_What the task asks:_
In how many lines of the listing below does the word "name" occur? Say only the number.

━━━

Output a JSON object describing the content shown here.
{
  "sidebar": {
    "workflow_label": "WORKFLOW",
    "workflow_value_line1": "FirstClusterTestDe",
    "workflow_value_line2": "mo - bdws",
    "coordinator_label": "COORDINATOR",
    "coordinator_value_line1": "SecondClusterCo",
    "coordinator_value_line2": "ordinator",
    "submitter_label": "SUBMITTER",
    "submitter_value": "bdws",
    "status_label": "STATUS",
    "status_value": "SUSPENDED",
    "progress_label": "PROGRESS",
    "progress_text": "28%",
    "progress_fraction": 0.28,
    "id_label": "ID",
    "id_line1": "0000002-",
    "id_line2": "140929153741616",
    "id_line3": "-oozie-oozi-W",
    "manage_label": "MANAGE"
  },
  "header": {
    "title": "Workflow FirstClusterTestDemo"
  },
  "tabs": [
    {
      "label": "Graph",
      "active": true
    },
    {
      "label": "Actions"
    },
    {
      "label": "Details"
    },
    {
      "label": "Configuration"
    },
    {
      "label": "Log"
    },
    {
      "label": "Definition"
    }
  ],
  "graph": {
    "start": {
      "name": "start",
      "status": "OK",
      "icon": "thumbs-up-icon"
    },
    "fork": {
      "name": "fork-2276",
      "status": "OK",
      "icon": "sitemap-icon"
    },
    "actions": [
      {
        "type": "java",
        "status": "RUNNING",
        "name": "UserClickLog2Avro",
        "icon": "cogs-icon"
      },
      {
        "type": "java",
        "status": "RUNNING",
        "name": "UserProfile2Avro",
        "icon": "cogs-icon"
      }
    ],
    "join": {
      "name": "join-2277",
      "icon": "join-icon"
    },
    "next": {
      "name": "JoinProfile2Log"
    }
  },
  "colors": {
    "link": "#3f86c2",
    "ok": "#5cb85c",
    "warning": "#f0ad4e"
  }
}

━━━

_Task output:_
6